++++ MATERIAL SUPPLIED ++++

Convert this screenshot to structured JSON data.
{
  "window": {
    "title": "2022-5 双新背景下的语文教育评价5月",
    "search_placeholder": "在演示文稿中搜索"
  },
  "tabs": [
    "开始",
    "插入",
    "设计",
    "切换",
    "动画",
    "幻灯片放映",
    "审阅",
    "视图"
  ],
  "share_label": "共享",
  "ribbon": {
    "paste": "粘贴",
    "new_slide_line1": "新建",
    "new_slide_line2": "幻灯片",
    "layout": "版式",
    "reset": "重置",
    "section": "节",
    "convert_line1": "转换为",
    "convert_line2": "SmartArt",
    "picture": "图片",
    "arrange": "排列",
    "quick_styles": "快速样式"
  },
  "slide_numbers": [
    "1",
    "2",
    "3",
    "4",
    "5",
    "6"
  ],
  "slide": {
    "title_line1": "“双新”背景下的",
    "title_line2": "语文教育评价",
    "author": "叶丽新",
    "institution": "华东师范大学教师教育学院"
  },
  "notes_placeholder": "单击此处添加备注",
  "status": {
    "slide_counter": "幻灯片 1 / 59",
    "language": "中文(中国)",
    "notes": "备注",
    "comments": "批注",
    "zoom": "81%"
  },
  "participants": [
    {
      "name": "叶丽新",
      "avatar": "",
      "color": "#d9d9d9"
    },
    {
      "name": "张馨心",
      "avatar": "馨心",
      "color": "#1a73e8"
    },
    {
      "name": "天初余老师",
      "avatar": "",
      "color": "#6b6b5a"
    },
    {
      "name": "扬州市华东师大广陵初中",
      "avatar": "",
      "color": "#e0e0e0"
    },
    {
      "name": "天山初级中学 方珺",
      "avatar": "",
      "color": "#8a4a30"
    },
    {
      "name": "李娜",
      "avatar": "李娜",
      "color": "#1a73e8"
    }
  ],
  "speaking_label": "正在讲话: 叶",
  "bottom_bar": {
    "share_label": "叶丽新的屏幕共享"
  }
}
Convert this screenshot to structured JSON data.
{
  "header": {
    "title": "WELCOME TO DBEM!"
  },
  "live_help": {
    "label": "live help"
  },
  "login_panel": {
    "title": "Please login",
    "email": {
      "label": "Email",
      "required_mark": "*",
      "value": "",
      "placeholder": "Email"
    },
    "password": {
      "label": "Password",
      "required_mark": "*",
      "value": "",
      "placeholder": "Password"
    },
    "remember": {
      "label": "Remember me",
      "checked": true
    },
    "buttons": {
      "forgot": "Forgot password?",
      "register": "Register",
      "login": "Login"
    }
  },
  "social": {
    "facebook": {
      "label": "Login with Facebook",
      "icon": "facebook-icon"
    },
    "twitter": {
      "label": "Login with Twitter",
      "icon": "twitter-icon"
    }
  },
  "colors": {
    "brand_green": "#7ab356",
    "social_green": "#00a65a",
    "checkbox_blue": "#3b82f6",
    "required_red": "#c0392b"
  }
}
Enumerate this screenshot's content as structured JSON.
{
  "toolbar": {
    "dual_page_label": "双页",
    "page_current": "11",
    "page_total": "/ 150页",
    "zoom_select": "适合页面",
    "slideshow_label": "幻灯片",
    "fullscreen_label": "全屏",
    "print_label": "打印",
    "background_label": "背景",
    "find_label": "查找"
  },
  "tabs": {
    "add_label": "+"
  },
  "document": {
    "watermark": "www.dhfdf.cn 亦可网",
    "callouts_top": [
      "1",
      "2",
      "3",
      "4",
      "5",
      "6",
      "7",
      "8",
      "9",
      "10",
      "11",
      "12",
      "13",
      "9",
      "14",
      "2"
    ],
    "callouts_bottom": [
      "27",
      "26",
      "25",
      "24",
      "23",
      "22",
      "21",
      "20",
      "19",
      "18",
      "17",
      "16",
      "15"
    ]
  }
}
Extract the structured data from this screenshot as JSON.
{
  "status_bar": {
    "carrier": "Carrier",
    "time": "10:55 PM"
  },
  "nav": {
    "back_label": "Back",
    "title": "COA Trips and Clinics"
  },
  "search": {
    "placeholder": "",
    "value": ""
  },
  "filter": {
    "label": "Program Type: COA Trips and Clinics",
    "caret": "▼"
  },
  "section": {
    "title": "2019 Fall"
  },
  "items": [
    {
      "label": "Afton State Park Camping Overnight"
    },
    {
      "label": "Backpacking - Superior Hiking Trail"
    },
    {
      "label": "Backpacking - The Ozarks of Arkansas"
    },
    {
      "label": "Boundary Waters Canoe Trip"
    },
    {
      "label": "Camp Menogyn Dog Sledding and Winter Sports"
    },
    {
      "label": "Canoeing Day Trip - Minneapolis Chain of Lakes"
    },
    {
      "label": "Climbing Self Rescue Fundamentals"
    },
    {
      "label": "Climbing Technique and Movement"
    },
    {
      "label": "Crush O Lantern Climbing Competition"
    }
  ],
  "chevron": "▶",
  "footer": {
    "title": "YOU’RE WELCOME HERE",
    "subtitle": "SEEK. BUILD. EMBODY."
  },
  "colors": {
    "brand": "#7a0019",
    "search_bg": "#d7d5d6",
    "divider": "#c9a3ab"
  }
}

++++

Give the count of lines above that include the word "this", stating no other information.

4